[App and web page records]
☆ ☆ ☆ ☆

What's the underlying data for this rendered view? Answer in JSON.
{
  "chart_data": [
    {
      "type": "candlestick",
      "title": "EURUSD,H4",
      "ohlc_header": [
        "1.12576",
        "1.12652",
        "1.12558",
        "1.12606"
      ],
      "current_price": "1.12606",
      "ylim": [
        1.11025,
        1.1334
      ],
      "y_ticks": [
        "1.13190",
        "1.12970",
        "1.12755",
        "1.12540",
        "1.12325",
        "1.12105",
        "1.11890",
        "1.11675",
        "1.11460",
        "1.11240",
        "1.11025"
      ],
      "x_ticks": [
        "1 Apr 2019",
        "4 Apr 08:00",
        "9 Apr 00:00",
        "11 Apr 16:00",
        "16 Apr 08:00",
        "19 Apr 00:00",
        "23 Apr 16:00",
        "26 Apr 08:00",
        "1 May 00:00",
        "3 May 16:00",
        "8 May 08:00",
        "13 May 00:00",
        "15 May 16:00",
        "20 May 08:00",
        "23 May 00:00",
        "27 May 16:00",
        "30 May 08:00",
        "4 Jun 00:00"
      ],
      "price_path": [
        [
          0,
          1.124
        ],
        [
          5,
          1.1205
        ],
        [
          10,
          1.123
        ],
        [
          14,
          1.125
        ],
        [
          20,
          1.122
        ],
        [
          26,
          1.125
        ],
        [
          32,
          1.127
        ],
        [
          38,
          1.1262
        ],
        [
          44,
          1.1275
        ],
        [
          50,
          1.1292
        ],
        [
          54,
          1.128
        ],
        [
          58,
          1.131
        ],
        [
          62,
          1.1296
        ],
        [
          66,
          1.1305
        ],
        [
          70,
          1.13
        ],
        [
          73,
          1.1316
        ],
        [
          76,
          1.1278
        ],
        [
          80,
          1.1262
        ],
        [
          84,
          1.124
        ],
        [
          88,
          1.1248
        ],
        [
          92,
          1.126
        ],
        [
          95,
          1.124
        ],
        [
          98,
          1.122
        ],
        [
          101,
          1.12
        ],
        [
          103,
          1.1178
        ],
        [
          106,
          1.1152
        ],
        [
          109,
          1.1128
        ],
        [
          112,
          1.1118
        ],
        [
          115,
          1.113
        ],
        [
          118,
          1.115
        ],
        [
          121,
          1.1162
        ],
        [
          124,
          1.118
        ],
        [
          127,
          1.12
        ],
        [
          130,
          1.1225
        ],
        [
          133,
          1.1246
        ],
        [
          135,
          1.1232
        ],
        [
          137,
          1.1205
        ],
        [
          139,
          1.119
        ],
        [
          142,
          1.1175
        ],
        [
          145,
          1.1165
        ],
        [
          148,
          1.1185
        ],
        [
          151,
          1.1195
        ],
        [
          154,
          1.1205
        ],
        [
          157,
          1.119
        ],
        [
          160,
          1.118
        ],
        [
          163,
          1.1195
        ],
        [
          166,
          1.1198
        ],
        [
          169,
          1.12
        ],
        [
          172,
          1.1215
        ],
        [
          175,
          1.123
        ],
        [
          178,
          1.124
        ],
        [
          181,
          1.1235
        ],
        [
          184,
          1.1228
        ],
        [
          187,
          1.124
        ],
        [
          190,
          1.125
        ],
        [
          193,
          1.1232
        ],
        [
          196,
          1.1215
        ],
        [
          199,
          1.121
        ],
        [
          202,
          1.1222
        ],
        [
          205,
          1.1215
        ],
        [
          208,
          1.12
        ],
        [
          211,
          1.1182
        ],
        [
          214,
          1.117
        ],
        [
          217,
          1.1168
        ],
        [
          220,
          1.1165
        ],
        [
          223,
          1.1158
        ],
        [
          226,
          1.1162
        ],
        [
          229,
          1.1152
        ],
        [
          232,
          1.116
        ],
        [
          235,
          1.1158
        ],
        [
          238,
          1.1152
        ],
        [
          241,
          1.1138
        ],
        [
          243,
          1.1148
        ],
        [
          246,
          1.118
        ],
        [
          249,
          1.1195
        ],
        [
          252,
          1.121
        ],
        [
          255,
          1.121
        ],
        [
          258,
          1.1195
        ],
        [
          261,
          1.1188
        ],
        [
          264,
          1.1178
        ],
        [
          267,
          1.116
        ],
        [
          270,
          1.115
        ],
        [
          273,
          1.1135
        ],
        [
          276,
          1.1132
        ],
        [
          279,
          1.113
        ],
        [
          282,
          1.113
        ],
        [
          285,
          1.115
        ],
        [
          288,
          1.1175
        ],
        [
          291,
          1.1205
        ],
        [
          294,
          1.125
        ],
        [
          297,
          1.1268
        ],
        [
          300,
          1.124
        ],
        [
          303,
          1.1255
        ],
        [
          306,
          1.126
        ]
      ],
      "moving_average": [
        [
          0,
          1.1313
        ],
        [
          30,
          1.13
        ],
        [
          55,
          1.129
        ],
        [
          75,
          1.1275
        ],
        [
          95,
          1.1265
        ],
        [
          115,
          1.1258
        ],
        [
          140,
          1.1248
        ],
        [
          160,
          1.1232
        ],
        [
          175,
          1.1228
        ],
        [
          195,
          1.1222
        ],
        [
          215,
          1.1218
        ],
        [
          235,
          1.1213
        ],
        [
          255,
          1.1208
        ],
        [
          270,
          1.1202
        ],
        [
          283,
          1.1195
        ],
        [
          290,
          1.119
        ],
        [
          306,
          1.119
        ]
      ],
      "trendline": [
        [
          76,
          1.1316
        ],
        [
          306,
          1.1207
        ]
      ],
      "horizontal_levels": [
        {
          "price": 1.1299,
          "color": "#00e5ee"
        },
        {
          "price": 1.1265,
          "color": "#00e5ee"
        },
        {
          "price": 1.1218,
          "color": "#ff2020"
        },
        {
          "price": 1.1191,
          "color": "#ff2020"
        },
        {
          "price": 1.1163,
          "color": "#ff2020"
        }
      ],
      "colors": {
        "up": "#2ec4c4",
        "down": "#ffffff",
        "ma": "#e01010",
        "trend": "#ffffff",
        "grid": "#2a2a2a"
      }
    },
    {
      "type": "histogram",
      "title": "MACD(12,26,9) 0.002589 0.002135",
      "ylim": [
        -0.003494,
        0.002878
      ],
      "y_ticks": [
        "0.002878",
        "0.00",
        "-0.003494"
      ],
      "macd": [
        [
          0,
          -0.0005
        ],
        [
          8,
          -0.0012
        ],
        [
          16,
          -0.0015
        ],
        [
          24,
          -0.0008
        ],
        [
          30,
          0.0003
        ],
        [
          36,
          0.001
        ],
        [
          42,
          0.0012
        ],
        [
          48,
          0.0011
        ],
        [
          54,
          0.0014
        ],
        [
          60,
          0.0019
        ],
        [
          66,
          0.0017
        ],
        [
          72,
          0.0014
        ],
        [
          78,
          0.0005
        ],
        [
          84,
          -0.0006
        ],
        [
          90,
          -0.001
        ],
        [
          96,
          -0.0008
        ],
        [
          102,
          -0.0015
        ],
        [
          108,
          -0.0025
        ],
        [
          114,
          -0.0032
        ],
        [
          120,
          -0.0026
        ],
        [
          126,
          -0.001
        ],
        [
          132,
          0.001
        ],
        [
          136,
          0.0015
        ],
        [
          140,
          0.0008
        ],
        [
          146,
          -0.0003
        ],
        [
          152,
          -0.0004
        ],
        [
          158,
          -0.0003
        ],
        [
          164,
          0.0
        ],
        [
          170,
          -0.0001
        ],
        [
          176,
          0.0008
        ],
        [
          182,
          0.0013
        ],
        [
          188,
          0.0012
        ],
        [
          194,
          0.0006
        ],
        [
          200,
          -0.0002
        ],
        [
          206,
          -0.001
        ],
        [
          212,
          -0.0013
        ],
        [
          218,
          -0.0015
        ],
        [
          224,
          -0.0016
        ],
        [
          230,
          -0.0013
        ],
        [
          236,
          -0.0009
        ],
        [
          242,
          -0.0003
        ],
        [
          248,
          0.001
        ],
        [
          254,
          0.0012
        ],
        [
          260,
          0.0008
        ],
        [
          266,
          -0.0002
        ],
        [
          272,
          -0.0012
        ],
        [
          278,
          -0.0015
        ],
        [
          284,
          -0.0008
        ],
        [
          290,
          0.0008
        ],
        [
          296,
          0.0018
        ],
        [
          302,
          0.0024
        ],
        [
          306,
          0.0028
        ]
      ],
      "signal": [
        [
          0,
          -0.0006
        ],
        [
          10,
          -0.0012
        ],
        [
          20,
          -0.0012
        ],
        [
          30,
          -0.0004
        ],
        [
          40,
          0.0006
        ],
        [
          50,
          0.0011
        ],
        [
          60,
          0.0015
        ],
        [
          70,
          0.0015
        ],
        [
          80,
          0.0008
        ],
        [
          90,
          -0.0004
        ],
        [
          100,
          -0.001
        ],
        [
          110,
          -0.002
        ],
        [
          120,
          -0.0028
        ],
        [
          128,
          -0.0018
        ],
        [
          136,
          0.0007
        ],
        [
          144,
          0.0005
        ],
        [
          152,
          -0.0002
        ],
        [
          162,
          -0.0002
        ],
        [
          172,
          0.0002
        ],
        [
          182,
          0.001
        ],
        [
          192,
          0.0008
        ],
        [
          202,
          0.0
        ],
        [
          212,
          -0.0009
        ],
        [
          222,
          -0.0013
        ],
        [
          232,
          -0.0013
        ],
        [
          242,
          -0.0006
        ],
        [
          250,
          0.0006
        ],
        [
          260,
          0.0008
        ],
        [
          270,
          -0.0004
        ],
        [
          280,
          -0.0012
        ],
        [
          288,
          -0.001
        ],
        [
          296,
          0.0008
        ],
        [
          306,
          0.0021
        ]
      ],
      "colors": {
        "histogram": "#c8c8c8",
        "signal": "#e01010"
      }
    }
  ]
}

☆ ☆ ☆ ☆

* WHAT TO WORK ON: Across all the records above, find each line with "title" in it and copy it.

* WORKED SOLUTION:
      "title": "EURUSD,H4",
      "title": "MACD(12,26,9) 0.002589 0.002135",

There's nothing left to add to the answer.